Some polygamy opponents are opposed to the plan to locate the facility in Colorado City, Ariz. They contend it should be nearby but not where members of that community and adjoining Hildale, Utah, could be seen going for help.
Douglas White, a Bountiful lawyer who represents Tapestry Against Polygamy, which is fighting to stop abuses in the polygamous community, said the plans are positive steps, but the substation should be where residents could go without being spotted.
He also contends the polygamist law enforcement officers in the two towns should be fired.

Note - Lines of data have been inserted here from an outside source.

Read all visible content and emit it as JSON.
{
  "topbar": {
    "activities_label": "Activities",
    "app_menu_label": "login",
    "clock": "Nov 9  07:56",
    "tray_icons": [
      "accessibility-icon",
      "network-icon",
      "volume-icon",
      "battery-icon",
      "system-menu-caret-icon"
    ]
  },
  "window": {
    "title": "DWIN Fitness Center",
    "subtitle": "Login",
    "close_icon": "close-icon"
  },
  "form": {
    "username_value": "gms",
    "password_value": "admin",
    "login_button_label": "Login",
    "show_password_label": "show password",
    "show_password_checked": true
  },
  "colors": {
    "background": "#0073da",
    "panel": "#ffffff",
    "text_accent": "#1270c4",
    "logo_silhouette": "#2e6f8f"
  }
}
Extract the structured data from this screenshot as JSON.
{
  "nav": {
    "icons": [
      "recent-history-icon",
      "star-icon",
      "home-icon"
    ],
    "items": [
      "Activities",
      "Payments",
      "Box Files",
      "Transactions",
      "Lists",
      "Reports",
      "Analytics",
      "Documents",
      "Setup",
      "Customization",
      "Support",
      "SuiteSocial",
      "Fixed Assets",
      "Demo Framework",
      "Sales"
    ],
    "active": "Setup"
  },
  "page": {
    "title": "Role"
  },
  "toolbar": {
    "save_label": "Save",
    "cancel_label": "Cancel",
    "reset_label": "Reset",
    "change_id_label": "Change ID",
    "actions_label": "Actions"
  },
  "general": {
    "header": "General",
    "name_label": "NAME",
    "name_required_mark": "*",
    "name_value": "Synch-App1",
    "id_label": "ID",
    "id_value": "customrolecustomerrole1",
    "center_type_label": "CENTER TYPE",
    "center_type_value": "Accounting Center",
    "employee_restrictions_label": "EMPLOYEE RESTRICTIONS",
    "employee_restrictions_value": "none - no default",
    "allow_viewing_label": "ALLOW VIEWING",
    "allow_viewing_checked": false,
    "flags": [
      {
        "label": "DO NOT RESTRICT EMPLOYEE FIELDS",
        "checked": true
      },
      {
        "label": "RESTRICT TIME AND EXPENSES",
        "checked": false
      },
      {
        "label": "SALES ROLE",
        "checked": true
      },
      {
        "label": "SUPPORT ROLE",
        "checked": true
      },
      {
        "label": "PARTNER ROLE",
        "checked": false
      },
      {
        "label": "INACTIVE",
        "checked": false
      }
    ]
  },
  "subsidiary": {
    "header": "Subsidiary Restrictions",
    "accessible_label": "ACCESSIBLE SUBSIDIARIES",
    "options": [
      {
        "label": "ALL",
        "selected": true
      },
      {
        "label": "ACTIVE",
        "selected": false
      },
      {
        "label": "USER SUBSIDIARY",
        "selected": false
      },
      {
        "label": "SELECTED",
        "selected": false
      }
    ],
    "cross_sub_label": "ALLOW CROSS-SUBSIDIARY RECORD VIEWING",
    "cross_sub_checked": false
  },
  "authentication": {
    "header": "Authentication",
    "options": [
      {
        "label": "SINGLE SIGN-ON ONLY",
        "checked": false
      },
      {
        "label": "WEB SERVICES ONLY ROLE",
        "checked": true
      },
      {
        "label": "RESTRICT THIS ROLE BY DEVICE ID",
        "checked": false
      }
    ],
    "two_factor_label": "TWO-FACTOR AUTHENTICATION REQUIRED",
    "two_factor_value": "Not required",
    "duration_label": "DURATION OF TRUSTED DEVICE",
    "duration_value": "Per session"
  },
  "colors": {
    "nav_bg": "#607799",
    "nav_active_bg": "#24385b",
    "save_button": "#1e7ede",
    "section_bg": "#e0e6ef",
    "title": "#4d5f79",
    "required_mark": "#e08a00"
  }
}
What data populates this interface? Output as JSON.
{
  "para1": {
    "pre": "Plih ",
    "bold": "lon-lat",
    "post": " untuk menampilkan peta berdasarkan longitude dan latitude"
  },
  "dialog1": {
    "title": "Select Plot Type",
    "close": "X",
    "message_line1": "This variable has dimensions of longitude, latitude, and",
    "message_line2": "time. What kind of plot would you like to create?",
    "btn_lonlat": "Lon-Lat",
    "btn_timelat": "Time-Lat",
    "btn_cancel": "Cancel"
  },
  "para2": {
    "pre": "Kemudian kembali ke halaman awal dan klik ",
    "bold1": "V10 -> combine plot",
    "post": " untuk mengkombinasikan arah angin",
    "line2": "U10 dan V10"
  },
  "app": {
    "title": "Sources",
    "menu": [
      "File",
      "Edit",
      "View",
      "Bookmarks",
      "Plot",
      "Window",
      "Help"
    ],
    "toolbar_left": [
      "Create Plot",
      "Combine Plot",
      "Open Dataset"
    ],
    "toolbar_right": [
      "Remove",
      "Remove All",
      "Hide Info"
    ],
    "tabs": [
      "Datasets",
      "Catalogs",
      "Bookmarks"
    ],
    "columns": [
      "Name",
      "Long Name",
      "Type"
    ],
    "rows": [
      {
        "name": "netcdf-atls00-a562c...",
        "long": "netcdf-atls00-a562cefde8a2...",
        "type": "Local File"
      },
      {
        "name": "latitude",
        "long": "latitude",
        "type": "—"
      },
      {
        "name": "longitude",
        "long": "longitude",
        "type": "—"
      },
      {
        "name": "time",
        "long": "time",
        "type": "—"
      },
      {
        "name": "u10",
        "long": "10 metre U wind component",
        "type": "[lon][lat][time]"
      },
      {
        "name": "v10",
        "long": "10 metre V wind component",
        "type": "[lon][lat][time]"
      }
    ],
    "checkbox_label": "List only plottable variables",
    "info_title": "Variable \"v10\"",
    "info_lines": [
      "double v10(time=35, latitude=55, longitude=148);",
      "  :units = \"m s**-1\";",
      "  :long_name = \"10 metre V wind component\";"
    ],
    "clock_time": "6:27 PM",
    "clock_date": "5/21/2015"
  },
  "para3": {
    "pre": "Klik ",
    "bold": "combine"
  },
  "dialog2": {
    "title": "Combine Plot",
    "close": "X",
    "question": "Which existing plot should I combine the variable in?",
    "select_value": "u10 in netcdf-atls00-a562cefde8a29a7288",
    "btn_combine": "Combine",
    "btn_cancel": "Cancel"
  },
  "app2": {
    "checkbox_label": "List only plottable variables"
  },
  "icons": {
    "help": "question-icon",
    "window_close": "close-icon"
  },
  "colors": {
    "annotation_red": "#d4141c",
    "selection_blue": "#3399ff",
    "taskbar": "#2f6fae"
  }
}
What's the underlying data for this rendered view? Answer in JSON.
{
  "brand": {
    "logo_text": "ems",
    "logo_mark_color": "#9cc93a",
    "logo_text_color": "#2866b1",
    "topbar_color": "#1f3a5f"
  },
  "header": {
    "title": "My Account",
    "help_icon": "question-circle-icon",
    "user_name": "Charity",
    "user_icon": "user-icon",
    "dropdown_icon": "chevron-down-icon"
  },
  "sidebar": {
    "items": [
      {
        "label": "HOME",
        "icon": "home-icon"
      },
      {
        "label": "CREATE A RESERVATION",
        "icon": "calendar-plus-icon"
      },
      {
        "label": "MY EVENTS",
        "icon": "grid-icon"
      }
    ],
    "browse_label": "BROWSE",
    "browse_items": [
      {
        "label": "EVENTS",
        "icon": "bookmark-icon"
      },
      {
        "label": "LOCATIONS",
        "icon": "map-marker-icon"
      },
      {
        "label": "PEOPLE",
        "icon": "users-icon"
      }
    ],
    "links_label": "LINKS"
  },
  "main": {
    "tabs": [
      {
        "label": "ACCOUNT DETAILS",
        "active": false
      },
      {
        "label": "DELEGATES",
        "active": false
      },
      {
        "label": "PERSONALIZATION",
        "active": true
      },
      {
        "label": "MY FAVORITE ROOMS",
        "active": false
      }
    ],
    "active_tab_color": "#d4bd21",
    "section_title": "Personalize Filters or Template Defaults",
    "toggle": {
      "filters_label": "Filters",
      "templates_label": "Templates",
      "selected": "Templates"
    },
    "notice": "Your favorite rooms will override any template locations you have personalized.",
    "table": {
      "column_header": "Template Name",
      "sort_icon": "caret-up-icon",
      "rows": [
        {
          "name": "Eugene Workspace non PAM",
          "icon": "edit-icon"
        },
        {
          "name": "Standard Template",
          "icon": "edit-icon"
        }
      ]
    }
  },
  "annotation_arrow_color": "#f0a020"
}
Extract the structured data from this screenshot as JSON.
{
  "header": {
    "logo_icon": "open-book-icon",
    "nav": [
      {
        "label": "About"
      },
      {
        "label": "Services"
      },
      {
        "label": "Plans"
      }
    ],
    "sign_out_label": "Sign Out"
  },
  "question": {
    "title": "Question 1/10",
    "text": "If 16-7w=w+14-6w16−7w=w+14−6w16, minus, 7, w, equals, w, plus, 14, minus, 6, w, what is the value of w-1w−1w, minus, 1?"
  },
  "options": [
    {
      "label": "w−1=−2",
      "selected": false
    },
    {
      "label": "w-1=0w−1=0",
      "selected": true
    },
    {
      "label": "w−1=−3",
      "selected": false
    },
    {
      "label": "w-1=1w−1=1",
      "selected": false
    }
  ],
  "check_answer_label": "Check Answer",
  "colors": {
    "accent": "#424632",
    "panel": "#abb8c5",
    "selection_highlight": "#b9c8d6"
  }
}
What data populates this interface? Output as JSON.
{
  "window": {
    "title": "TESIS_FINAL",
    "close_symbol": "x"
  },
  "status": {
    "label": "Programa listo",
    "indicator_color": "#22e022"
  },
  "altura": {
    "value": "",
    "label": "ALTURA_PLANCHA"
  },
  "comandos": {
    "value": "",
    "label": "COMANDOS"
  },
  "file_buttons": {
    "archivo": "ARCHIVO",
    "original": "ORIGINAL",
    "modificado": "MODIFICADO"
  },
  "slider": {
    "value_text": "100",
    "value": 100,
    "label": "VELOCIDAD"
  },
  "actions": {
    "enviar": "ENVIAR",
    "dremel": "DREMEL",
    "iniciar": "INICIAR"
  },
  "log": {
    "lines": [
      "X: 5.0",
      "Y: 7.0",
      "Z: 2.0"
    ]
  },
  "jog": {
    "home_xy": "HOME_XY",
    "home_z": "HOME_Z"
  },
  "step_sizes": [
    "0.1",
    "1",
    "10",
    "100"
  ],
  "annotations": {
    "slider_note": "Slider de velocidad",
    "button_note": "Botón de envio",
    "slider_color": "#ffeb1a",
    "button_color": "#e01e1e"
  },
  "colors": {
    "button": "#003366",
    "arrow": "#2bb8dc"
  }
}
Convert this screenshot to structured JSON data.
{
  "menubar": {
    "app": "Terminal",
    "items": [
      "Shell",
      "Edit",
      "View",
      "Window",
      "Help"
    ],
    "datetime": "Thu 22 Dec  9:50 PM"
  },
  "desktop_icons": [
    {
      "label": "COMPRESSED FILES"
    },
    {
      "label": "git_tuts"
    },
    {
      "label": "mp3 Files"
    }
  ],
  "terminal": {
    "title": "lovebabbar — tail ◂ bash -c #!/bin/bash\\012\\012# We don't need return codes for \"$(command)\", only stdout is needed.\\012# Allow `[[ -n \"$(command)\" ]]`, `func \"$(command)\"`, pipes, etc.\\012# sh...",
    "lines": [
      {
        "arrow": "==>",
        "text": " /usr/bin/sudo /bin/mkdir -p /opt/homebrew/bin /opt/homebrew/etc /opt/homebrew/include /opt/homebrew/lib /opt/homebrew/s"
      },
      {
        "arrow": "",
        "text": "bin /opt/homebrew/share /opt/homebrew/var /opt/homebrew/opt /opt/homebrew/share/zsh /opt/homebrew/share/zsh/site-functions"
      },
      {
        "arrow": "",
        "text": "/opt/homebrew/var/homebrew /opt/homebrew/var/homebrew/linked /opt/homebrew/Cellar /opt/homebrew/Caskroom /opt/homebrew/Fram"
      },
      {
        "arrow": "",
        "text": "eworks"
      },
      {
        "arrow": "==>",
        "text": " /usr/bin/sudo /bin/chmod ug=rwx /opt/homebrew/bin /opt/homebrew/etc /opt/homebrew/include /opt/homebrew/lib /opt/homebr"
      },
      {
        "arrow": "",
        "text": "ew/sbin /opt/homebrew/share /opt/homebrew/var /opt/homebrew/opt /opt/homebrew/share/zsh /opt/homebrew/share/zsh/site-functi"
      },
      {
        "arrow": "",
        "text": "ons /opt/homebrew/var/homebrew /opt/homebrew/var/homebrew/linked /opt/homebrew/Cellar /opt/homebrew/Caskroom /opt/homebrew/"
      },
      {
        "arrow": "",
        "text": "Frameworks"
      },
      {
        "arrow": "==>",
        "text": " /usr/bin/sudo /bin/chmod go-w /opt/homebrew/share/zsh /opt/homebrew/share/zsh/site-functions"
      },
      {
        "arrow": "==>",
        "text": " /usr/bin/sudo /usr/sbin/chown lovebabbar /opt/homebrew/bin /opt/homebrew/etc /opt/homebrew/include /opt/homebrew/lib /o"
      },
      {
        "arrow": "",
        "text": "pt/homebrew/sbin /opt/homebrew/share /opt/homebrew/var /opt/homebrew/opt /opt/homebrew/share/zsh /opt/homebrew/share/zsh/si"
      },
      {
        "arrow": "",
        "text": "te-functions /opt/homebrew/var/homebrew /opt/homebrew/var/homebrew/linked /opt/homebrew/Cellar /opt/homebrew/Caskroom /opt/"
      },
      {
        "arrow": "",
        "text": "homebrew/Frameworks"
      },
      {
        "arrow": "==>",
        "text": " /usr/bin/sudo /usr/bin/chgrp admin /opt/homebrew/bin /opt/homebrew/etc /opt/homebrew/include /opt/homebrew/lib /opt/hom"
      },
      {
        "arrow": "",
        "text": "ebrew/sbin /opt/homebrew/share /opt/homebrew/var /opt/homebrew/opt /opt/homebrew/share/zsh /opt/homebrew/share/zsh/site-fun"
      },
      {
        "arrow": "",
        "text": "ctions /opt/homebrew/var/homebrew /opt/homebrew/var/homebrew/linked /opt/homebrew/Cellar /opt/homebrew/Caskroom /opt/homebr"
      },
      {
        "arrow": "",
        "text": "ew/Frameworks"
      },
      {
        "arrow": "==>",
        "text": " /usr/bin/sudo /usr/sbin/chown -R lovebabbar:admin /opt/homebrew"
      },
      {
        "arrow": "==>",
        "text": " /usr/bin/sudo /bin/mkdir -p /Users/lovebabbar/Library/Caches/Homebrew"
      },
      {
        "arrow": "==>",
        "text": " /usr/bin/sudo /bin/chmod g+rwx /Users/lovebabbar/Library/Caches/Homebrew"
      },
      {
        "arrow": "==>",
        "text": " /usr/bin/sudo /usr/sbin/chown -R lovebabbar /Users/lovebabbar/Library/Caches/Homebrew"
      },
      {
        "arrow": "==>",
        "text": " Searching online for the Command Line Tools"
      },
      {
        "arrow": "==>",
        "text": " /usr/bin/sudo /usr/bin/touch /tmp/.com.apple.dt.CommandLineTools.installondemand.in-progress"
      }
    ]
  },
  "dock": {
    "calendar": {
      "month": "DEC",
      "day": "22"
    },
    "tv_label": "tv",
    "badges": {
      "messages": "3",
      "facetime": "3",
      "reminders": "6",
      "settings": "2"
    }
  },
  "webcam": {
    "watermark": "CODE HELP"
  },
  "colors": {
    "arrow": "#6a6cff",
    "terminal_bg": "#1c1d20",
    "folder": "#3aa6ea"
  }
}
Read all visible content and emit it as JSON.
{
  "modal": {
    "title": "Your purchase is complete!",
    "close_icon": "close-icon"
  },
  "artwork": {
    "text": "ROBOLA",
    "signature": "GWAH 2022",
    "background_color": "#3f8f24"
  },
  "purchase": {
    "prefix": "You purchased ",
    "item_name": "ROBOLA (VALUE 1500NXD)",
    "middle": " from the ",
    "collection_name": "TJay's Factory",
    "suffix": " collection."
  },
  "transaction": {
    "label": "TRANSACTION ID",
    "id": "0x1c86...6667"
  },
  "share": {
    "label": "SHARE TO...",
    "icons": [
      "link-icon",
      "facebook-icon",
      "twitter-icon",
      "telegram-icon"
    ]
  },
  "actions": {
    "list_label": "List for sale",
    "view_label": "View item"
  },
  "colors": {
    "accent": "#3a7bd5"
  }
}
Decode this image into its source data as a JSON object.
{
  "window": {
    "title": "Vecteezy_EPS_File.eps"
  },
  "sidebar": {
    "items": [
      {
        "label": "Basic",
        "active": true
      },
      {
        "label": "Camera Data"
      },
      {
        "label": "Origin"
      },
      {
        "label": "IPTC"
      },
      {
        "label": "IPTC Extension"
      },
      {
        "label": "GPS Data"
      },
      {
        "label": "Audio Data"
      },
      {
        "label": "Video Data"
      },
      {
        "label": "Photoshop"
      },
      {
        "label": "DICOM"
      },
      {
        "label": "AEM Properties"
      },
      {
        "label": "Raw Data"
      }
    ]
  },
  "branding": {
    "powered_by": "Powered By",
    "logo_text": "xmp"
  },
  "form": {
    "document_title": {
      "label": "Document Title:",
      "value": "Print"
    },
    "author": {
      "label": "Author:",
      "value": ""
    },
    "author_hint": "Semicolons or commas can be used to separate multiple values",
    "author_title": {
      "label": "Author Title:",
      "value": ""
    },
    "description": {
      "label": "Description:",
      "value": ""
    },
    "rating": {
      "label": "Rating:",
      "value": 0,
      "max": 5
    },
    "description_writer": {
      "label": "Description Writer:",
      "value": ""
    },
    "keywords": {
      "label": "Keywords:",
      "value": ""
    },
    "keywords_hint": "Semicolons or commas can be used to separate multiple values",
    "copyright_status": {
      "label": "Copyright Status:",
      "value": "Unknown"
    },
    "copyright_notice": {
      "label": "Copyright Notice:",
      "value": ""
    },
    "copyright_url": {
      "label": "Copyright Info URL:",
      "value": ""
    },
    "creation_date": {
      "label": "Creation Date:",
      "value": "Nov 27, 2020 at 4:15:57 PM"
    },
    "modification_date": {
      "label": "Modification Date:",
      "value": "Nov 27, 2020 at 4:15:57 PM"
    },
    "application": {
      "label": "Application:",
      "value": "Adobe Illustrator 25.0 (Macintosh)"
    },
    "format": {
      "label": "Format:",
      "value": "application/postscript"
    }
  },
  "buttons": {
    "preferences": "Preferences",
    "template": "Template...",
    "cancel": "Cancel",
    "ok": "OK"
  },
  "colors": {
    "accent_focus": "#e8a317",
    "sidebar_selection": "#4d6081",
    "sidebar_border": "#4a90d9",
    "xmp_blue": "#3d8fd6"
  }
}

"People don't think of them as law enforcement," White said. "They think of them as bodyguards for the prophet" of the Fundamentalist Church of Jesus Christ of Latter-day Saints. Most of the 6,000 residents of Colorado City and Hildale are members of the FLDS church, which embraces polygamy.
"If they're looking for a place where victims could come for safe haven, they need to do more study," Mohave County (Ariz.) Supervisor Buster Johnson said.
He fears there could be a backlash if the county builds a center big enough to accommodate all the offices and residents don't come for help because they fear being seen and forced to return home, where they could be punished for trying to leave.
Under tentative plans, deputies from the two states would be stationed at the court, which would be authorized to help out on both sides of the border.
The plans would allow Utah to beef up its law enforcement patrols in the area, Washington County Sheriff Kirk Smith said.
Plans for a new justice of the peace court in Mohave County have been in the works for several years, according to Mojave County Supervisor Pete Byers, who represents the northern Arizona district that includes Colorado City.
He said supervisors want to put the new court in a more convenient location for county residents than the current one, which is in a doublewide trailer in Moccasin.
The substation agreement is a recent addition to the court plans and came out of a summit in August at which Utah and Arizona officials discussed how to tackle problems related to polygamy, such as welfare fraud, forced marriages and child and sexual abuse.
During the efforts to gain statehood for Utah, The Church of Jesus Christ of Latter-day Saints abandoned polygamy, and plural marriage was banned in the Utah Constitution. The Mormon church now excommunicates those who openly advocate or practice it, but there are believed to be tens of thousands of polygamists in the region.
(Copyright 2003 by The Associated Press. All Rights Reserved.)